Goal of the exercise:
Every line of the entries that holds the word "Orange" is to be copied.

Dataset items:
▽
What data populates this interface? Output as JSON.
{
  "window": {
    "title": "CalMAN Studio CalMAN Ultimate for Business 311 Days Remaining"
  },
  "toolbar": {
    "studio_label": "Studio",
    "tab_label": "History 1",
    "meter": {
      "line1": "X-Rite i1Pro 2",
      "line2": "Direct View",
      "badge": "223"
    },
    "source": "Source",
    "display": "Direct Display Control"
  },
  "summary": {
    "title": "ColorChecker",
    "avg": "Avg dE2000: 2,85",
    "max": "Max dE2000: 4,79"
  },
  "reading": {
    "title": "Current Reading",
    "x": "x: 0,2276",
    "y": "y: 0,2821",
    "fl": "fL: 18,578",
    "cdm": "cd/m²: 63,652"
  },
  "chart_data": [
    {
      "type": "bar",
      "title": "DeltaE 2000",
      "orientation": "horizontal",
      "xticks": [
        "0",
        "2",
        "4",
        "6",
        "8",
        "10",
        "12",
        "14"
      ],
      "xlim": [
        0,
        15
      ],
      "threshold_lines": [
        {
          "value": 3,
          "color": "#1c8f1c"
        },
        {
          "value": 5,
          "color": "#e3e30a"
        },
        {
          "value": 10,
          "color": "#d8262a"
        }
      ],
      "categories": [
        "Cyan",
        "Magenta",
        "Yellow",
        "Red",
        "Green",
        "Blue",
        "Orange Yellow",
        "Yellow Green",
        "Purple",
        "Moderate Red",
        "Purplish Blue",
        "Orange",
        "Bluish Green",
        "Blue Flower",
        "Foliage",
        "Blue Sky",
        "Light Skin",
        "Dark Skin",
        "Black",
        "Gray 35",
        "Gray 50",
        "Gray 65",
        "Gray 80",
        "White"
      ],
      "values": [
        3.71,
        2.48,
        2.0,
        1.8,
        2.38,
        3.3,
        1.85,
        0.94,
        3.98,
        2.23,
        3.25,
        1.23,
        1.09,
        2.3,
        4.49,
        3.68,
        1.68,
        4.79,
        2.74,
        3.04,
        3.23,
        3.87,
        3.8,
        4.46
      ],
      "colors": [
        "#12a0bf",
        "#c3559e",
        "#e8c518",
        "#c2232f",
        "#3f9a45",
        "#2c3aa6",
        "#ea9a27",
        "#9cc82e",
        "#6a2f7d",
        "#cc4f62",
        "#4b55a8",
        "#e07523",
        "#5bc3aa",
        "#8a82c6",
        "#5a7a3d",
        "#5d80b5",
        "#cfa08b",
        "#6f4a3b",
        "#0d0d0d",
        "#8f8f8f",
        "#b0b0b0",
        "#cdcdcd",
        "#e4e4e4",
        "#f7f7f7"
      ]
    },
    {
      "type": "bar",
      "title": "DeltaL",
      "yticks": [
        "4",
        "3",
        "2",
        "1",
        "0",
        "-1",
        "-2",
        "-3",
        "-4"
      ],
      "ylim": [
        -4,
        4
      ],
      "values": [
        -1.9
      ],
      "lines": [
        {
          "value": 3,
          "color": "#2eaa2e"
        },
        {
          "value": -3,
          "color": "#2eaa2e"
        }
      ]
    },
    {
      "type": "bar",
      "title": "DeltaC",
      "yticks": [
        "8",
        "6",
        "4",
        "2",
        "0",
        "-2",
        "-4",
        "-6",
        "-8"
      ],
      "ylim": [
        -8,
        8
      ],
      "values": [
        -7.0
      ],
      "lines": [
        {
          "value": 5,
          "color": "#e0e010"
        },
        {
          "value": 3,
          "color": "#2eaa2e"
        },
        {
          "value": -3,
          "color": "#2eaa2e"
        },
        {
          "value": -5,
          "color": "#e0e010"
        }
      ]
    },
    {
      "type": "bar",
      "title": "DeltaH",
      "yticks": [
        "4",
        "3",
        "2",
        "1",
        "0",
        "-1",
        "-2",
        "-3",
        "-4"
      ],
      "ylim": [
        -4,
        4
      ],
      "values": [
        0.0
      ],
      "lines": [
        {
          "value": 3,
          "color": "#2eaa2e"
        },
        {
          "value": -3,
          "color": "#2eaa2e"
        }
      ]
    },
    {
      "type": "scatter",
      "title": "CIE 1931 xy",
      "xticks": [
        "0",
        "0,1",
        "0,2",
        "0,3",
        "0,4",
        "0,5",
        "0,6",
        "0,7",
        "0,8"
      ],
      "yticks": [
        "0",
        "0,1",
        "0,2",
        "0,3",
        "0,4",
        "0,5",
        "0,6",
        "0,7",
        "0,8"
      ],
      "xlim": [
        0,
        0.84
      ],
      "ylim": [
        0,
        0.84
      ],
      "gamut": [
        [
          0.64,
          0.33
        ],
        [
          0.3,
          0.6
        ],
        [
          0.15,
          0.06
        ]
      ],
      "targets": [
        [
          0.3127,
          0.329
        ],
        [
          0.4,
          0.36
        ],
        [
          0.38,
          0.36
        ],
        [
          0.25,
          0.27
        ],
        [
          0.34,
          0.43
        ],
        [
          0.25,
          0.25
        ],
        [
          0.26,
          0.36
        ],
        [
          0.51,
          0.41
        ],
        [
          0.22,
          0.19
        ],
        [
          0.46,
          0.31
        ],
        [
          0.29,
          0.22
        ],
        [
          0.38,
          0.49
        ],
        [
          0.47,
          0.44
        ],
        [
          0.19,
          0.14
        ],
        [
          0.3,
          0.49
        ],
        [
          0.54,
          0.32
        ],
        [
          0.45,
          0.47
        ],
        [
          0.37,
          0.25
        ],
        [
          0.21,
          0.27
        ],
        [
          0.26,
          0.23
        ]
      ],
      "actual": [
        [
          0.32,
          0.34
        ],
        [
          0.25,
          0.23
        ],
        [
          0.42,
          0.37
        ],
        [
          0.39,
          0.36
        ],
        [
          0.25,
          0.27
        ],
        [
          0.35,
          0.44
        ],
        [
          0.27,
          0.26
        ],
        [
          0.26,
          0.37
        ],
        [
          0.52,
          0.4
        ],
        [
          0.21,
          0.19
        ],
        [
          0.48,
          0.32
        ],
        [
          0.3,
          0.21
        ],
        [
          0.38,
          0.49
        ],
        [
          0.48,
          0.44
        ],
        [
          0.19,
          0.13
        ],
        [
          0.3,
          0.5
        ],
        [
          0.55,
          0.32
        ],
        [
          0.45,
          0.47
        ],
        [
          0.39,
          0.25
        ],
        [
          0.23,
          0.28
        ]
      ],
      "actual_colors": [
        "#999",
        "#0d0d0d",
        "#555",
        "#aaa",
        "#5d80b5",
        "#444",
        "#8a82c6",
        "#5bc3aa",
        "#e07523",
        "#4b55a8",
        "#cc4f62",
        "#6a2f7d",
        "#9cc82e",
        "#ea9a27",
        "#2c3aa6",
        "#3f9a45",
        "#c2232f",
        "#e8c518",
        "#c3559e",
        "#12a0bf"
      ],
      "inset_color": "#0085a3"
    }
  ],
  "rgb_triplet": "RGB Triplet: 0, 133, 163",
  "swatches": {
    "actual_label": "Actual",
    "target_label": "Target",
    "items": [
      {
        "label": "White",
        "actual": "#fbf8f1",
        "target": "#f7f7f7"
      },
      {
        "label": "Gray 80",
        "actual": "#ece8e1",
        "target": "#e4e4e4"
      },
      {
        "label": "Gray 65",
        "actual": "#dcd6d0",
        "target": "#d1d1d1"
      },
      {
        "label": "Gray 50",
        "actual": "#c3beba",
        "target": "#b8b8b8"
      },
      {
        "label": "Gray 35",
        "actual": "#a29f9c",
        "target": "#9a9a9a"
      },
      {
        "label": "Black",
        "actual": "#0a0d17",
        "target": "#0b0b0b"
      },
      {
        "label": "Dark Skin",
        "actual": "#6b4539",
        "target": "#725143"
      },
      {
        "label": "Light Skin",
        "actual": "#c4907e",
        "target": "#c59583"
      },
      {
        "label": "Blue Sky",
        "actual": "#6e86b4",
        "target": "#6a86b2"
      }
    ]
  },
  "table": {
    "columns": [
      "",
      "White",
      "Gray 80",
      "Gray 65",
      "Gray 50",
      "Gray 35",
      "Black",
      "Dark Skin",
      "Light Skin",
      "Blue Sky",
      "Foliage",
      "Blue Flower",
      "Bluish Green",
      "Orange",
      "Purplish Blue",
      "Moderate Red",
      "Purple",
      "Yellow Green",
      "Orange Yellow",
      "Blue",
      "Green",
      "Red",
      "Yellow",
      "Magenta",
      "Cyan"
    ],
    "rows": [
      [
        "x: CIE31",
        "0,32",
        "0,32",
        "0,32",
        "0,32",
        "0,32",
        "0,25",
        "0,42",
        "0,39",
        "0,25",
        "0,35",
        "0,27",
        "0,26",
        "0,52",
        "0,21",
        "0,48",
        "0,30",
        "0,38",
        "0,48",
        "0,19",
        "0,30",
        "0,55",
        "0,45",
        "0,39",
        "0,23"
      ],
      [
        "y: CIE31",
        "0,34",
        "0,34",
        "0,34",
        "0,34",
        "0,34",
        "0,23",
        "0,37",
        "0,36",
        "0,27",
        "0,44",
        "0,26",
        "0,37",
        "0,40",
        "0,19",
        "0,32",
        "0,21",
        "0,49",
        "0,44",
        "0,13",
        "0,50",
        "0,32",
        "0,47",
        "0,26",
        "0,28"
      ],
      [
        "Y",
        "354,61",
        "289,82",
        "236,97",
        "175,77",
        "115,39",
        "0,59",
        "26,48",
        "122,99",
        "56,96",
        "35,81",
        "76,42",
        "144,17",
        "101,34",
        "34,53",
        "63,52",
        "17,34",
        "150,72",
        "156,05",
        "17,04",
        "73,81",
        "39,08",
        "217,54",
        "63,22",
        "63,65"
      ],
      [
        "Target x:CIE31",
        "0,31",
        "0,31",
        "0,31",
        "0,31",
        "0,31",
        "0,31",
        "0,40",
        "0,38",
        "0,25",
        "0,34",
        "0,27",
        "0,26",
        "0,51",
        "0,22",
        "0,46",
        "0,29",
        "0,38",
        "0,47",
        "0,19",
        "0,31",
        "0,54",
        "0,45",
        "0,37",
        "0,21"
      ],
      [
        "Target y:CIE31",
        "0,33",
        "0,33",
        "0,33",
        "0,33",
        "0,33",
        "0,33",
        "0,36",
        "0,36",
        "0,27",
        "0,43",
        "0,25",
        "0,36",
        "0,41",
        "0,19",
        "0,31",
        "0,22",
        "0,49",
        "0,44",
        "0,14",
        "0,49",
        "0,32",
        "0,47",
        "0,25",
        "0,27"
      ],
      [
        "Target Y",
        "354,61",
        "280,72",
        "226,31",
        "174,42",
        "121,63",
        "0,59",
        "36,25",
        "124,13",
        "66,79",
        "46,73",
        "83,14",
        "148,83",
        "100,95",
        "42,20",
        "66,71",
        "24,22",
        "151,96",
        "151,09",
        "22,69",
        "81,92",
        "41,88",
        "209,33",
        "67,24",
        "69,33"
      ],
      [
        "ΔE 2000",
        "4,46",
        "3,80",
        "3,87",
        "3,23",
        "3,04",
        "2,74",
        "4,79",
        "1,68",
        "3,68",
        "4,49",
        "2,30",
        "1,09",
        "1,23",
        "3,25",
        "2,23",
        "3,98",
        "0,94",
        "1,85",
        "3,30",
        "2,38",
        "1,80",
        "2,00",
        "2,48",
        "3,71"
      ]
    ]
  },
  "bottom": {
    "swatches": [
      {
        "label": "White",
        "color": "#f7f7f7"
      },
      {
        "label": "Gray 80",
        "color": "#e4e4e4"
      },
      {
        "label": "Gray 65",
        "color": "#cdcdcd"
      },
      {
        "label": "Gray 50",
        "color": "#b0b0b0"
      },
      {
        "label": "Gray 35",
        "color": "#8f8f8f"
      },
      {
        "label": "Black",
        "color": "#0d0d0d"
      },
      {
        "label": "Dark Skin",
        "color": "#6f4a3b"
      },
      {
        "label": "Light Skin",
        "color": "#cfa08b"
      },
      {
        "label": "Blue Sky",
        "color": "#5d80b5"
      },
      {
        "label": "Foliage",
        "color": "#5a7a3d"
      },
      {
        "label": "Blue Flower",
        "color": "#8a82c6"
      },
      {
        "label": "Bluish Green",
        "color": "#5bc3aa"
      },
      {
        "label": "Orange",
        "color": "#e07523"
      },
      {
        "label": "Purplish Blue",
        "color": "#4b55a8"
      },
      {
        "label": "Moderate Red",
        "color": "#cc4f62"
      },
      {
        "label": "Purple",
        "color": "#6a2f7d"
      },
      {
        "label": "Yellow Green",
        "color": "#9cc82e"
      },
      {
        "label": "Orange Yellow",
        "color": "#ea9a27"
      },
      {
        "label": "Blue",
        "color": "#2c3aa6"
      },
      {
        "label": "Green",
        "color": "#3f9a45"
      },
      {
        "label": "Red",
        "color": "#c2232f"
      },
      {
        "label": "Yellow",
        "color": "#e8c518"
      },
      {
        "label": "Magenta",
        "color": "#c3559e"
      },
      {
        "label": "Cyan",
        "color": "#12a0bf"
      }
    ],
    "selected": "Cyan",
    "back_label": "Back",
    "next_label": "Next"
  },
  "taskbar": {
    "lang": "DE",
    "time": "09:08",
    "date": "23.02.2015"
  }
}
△
Result of this task:
        "Orange Yellow",
        "Orange",
      "Orange",
      "Orange Yellow",
        "label": "Orange",
        "label": "Orange Yellow",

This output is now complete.